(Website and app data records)
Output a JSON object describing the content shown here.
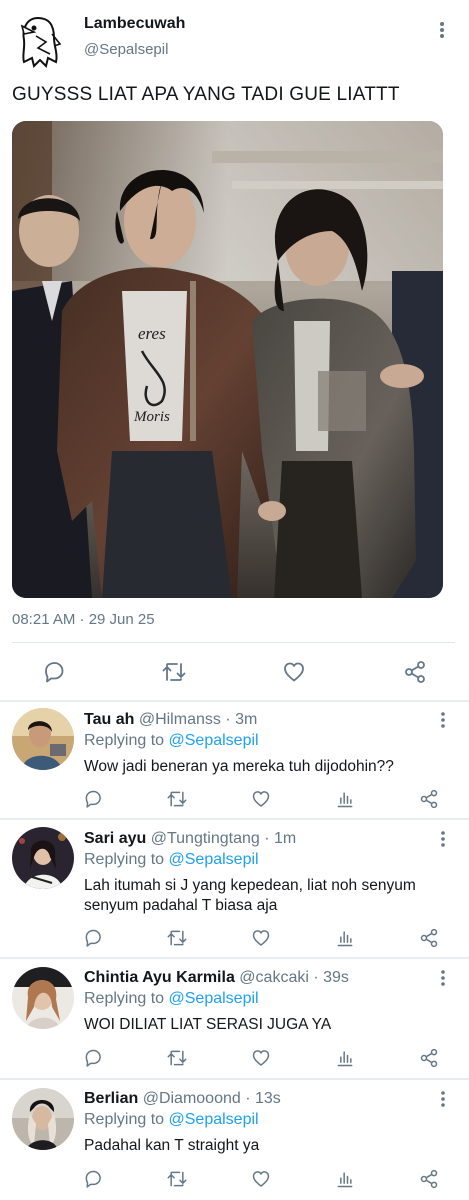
{
  "tweet": {
    "author_name": "Lambecuwah",
    "author_handle": "@Sepalsepil",
    "text": "GUYSSS LIAT APA YANG TADI GUE LIATTT",
    "timestamp": "08:21 AM · 29 Jun 25",
    "avatar_icon": "penguin-sketch-avatar",
    "photo_alt": "photo",
    "shirt_print": [
      "eres",
      "Moris"
    ]
  },
  "replies": [
    {
      "name": "Tau ah",
      "handle": "@Hilmanss",
      "time": "3m",
      "replying_prefix": "Replying to",
      "replying_to": "@Sepalsepil",
      "text": "Wow jadi beneran ya mereka tuh dijodohin??"
    },
    {
      "name": "Sari ayu",
      "handle": "@Tungtingtang",
      "time": "1m",
      "replying_prefix": "Replying to",
      "replying_to": "@Sepalsepil",
      "text": "Lah itumah si J yang kepedean, liat noh senyum senyum padahal T biasa aja"
    },
    {
      "name": "Chintia Ayu Karmila",
      "handle": "@cakcaki",
      "time": "39s",
      "replying_prefix": "Replying to",
      "replying_to": "@Sepalsepil",
      "text": "WOI DILIAT LIAT SERASI JUGA YA"
    },
    {
      "name": "Berlian",
      "handle": "@Diamooond",
      "time": "13s",
      "replying_prefix": "Replying to",
      "replying_to": "@Sepalsepil",
      "text": "Padahal kan T straight ya"
    }
  ],
  "separator": " · ",
  "colors": {
    "text_primary": "#14171a",
    "text_secondary": "#657786",
    "link": "#1da1f2",
    "divider": "#e6ecf0"
  },
  "icons": [
    "more-vertical-icon",
    "reply-icon",
    "retweet-icon",
    "like-icon",
    "share-icon",
    "analytics-icon"
  ]
}
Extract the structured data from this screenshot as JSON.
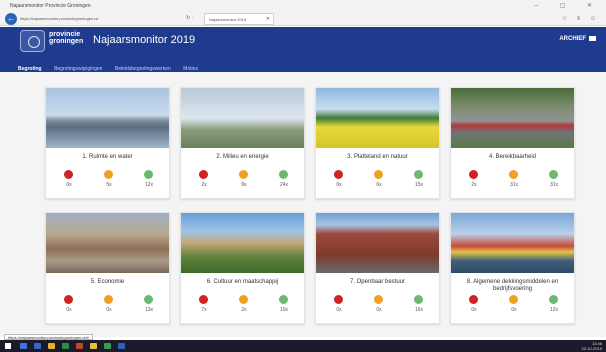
{
  "window": {
    "title": "Najaarsmonitor Provincie Groningen",
    "controls": "–  ▢  ✕"
  },
  "browser": {
    "url": "https://najaarsmonitor.provinciegroningen.nl/",
    "tab_label": "Najaarsmonitor 2019",
    "tab_close": "✕",
    "url_controls": "↻ ·",
    "toolbar_icons": "☆ ≡ ☺",
    "status_url": "https://najaarsmonitor.provinciegroningen.nl/#"
  },
  "header": {
    "logo_line1": "provincie",
    "logo_line2": "groningen",
    "app_title": "Najaarsmonitor 2019",
    "archief_label": "ARCHIEF",
    "nav": [
      {
        "label": "Begroting",
        "active": true
      },
      {
        "label": "Begrotingswijzigingen",
        "active": false
      },
      {
        "label": "Beleidsbegrotingswerken",
        "active": false
      },
      {
        "label": "Moties",
        "active": false
      }
    ]
  },
  "cards": [
    {
      "title": "1. Ruimte en water",
      "red": "0x",
      "orange": "5x",
      "green": "12x",
      "photo": "harbor-water"
    },
    {
      "title": "2. Milieu en energie",
      "red": "2x",
      "orange": "9x",
      "green": "24x",
      "photo": "windmills-power-plant"
    },
    {
      "title": "3. Platteland en natuur",
      "red": "0x",
      "orange": "6x",
      "green": "15x",
      "photo": "rapeseed-field"
    },
    {
      "title": "4. Bereikbaarheid",
      "red": "2x",
      "orange": "31x",
      "green": "31x",
      "photo": "highway-trains"
    },
    {
      "title": "5. Economie",
      "red": "0x",
      "orange": "0x",
      "green": "13x",
      "photo": "city-aerial"
    },
    {
      "title": "6. Cultuur en maatschappij",
      "red": "7x",
      "orange": "2x",
      "green": "10x",
      "photo": "manor-garden"
    },
    {
      "title": "7. Openbaar bestuur",
      "red": "0x",
      "orange": "0x",
      "green": "16x",
      "photo": "provincial-house"
    },
    {
      "title": "8. Algemene dekkingsmiddelen en bedrijfsvoering",
      "red": "0x",
      "orange": "0x",
      "green": "12x",
      "photo": "fishing-boats-harbor"
    }
  ],
  "taskbar": {
    "clock_time": "13:46",
    "clock_date": "22-10-2019"
  },
  "colors": {
    "header": "#1f3b8f",
    "red": "#cf2323",
    "orange": "#f0a023",
    "green": "#6bb870"
  }
}
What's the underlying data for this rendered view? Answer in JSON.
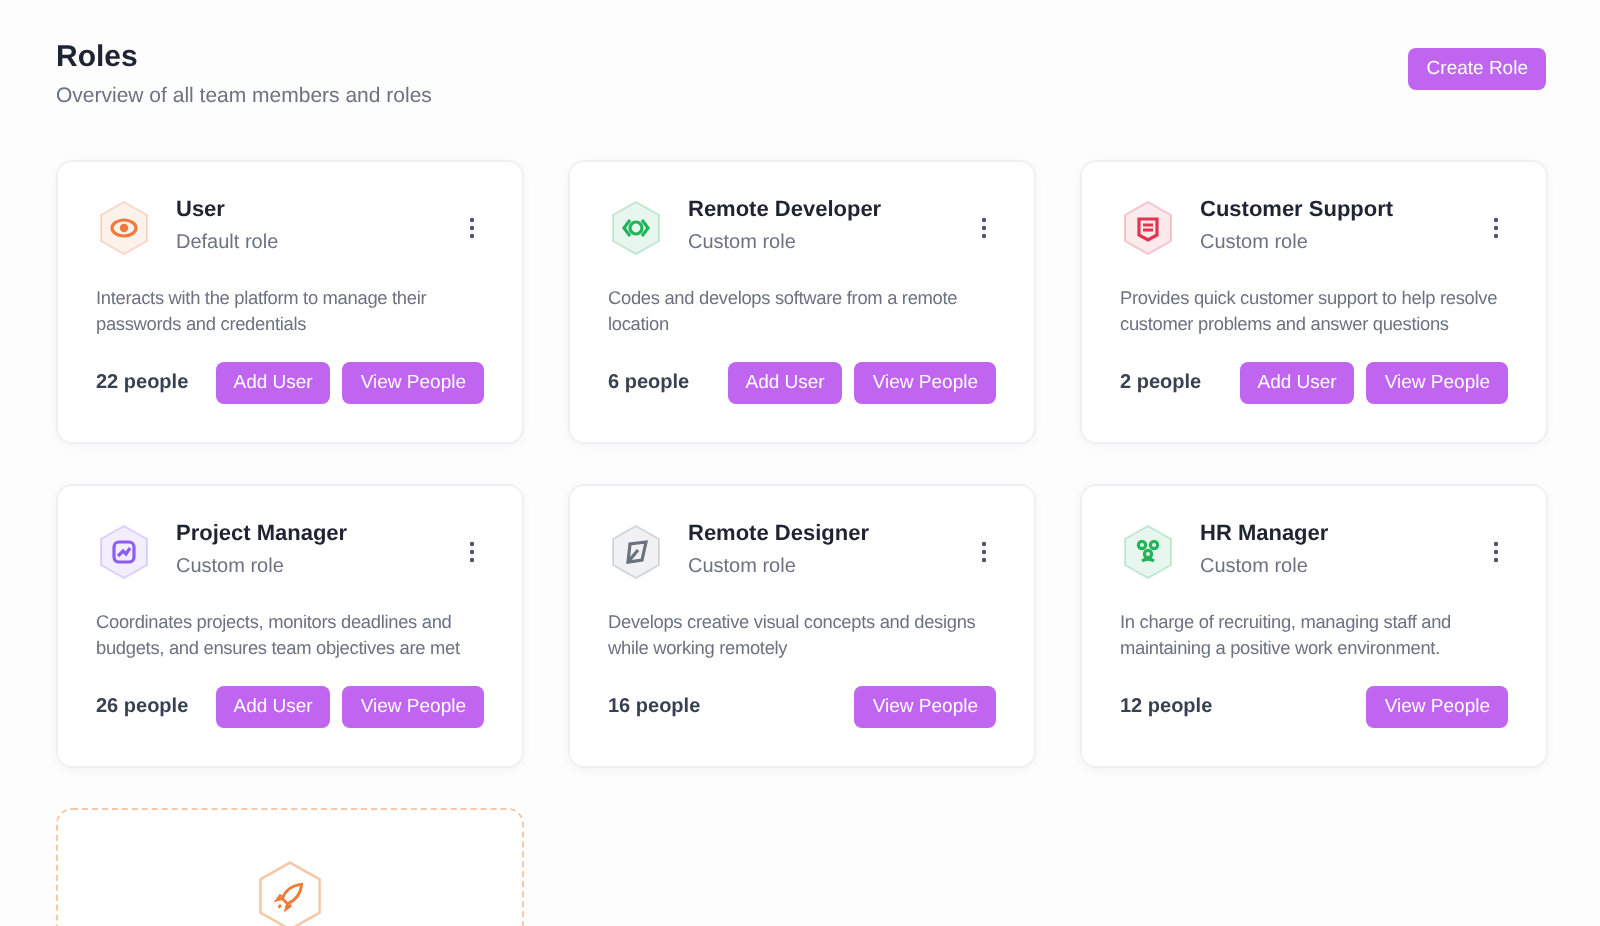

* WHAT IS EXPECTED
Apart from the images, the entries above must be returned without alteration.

* SOLUTION TO THE EXERCISE
Output a JSON object describing the content shown here.
{
  "tweet": {
    "author_name": "Lambecuwah",
    "author_handle": "@Sepalsepil",
    "text": "GUYSSS LIAT APA YANG TADI GUE LIATTT",
    "timestamp": "08:21 AM · 29 Jun 25",
    "avatar_icon": "penguin-sketch-avatar",
    "photo_alt": "photo",
    "shirt_print": [
      "eres",
      "Moris"
    ]
  },
  "replies": [
    {
      "name": "Tau ah",
      "handle": "@Hilmanss",
      "time": "3m",
      "replying_prefix": "Replying to",
      "replying_to": "@Sepalsepil",
      "text": "Wow jadi beneran ya mereka tuh dijodohin??"
    },
    {
      "name": "Sari ayu",
      "handle": "@Tungtingtang",
      "time": "1m",
      "replying_prefix": "Replying to",
      "replying_to": "@Sepalsepil",
      "text": "Lah itumah si J yang kepedean, liat noh senyum senyum padahal T biasa aja"
    },
    {
      "name": "Chintia Ayu Karmila",
      "handle": "@cakcaki",
      "time": "39s",
      "replying_prefix": "Replying to",
      "replying_to": "@Sepalsepil",
      "text": "WOI DILIAT LIAT SERASI JUGA YA"
    },
    {
      "name": "Berlian",
      "handle": "@Diamooond",
      "time": "13s",
      "replying_prefix": "Replying to",
      "replying_to": "@Sepalsepil",
      "text": "Padahal kan T straight ya"
    }
  ],
  "separator": " · ",
  "colors": {
    "text_primary": "#14171a",
    "text_secondary": "#657786",
    "link": "#1da1f2",
    "divider": "#e6ecf0"
  },
  "icons": [
    "more-vertical-icon",
    "reply-icon",
    "retweet-icon",
    "like-icon",
    "share-icon",
    "analytics-icon"
  ]
}
Extract the structured data from this screenshot as JSON.
{
  "window": {
    "title": "Najaarsmonitor Provincie Groningen",
    "controls": "–  ▢  ✕"
  },
  "browser": {
    "url": "https://najaarsmonitor.provinciegroningen.nl/",
    "tab_label": "Najaarsmonitor 2019",
    "tab_close": "✕",
    "url_controls": "↻ ·",
    "toolbar_icons": "☆ ≡ ☺",
    "status_url": "https://najaarsmonitor.provinciegroningen.nl/#"
  },
  "header": {
    "logo_line1": "provincie",
    "logo_line2": "groningen",
    "app_title": "Najaarsmonitor 2019",
    "archief_label": "ARCHIEF",
    "nav": [
      {
        "label": "Begroting",
        "active": true
      },
      {
        "label": "Begrotingswijzigingen",
        "active": false
      },
      {
        "label": "Beleidsbegrotingswerken",
        "active": false
      },
      {
        "label": "Moties",
        "active": false
      }
    ]
  },
  "cards": [
    {
      "title": "1. Ruimte en water",
      "red": "0x",
      "orange": "5x",
      "green": "12x",
      "photo": "harbor-water"
    },
    {
      "title": "2. Milieu en energie",
      "red": "2x",
      "orange": "9x",
      "green": "24x",
      "photo": "windmills-power-plant"
    },
    {
      "title": "3. Platteland en natuur",
      "red": "0x",
      "orange": "6x",
      "green": "15x",
      "photo": "rapeseed-field"
    },
    {
      "title": "4. Bereikbaarheid",
      "red": "2x",
      "orange": "31x",
      "green": "31x",
      "photo": "highway-trains"
    },
    {
      "title": "5. Economie",
      "red": "0x",
      "orange": "0x",
      "green": "13x",
      "photo": "city-aerial"
    },
    {
      "title": "6. Cultuur en maatschappij",
      "red": "7x",
      "orange": "2x",
      "green": "10x",
      "photo": "manor-garden"
    },
    {
      "title": "7. Openbaar bestuur",
      "red": "0x",
      "orange": "0x",
      "green": "16x",
      "photo": "provincial-house"
    },
    {
      "title": "8. Algemene dekkingsmiddelen en bedrijfsvoering",
      "red": "0x",
      "orange": "0x",
      "green": "12x",
      "photo": "fishing-boats-harbor"
    }
  ],
  "taskbar": {
    "clock_time": "13:46",
    "clock_date": "22-10-2019"
  },
  "colors": {
    "header": "#1f3b8f",
    "red": "#cf2323",
    "orange": "#f0a023",
    "green": "#6bb870"
  }
}
What's the underlying data for this rendered view? Answer in JSON.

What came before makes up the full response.